      This essay focuses on the landmark 1996 case in which Fauziya Kasinga (Kassindja¹), a Togolese woman, sought and won political asylum in the United States in order to escape genital cutting and forced marriage in Africa. The arguments advanced by the lawyers involved in the Kasinga case and the images in the media reporting on it circulated widely and came to define much more than Kasinga’s travails or the practice of female genital cutting itself. Like Robert Kaplan’s demonizing piece in the February 1994 Atlantic Monthly, “The Coming Anarchy;” they evoked and inserted themselves into a genealogy of racist stereotypes...

    • Afterword: Safe Harbor and Homage
      (pp. 234-242)
      L. Amede Obiora

      In an autobiographical interview, Africa’s first published female novelist described this intriguing case of subversion.¹ Although this incident transpired during the 1940s, it shares some parallels with the process of change that is taking place in coming-of-age rituals for girls and young women in Africa today, and vividly underscores the complex dynamics of a society in transition.

      A more recent experience in Oguta, the community in southeastern Nigeria where this incident took place, illuminates the possibilities for change that inhere in culture.
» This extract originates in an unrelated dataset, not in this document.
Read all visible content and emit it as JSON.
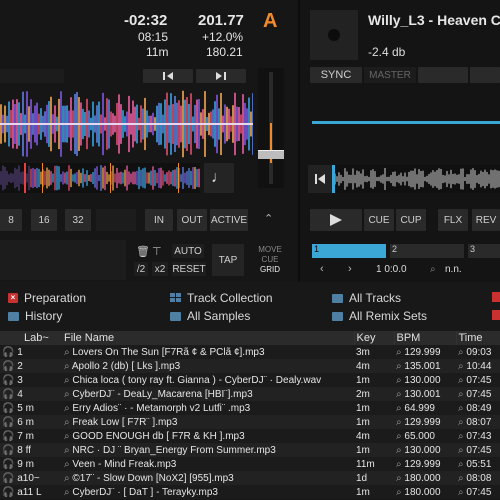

Apparently, members of the community used to incur inordinate expenses to underwrite funeral rites. Both the state and...

  7. Notes
    (pp. 243-252)
  8. List of References
    (pp. 253-272)
  9. List of Contributors
    (pp. 273-278)
  10. Index
    (pp. 279-288)
  11. Acknowledgments
    (pp. 289-289)